| Directions for this task |
From the entries below, copy every line holding the word "highlight".

[Saved data entries]
[Start of Attachment]
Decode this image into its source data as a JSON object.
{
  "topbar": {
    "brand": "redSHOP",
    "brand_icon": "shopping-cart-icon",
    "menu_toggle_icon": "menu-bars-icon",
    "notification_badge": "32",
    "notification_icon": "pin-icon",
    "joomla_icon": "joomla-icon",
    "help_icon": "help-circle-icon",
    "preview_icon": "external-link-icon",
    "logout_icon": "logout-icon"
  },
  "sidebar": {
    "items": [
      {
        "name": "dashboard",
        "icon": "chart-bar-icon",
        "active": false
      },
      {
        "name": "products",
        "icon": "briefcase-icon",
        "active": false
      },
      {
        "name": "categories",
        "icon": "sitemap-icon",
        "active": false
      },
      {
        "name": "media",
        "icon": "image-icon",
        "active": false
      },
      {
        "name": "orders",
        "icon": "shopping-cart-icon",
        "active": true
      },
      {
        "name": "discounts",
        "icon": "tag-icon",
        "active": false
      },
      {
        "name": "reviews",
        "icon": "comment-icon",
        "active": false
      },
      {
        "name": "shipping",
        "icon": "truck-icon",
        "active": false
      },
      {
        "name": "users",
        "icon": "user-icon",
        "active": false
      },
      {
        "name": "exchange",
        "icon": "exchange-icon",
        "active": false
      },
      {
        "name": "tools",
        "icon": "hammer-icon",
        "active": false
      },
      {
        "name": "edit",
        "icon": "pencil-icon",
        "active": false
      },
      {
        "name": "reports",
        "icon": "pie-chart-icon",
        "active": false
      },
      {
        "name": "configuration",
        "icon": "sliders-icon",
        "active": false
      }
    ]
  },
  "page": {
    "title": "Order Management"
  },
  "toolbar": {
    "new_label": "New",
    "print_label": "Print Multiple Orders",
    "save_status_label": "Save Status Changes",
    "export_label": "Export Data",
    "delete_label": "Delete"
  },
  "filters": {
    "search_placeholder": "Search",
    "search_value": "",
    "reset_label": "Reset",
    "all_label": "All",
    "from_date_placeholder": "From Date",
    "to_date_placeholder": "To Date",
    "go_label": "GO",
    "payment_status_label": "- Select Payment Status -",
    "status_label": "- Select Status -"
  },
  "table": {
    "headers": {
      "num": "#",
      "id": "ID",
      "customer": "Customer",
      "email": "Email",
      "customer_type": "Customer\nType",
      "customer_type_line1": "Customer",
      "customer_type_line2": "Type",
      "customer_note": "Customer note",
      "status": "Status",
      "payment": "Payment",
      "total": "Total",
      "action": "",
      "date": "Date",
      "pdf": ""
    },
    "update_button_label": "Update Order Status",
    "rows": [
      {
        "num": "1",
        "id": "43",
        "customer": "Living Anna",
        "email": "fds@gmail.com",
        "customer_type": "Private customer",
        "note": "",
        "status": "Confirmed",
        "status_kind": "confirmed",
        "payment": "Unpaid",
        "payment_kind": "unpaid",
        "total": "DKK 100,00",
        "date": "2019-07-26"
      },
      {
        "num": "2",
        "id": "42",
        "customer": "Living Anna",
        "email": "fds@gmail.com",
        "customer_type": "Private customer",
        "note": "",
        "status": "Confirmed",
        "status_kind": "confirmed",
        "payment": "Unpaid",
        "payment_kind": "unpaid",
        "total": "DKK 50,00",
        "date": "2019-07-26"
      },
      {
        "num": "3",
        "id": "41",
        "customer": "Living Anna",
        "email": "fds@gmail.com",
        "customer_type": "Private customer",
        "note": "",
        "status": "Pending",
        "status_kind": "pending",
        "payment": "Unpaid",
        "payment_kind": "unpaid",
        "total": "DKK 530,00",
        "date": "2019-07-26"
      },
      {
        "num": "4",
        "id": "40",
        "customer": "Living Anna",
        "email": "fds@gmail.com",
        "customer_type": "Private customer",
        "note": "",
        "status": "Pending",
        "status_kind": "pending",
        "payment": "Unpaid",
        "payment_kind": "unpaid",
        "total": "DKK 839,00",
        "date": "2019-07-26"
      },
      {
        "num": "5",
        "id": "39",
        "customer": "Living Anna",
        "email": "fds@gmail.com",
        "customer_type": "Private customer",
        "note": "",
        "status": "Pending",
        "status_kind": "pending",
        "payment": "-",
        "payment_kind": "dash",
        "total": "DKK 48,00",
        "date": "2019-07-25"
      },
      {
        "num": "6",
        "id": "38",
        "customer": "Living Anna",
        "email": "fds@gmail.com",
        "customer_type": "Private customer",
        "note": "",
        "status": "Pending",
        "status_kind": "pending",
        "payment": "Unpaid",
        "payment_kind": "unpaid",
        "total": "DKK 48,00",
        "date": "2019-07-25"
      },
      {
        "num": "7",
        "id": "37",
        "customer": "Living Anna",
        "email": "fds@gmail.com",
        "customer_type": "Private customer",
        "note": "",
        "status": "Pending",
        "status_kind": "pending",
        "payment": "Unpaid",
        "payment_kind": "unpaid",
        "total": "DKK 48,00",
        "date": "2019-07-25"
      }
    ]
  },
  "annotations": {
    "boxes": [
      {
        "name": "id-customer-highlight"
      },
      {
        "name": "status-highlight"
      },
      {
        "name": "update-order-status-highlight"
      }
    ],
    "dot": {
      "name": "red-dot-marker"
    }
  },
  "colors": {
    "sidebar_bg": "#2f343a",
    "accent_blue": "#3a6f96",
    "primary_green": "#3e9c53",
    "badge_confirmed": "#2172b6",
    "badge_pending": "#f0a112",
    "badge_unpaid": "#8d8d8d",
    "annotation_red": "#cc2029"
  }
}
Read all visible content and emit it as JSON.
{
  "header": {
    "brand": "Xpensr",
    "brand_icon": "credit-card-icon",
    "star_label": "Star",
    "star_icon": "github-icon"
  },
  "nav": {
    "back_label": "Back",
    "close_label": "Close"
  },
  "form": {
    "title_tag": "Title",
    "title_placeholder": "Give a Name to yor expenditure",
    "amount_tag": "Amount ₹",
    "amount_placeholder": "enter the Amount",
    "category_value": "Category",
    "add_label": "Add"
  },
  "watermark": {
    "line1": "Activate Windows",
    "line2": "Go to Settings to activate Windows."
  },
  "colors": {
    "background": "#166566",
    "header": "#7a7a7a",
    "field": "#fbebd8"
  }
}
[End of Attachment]
| Response for this exercise |
        "name": "id-customer-highlight"
        "name": "status-highlight"
        "name": "update-order-status-highlight"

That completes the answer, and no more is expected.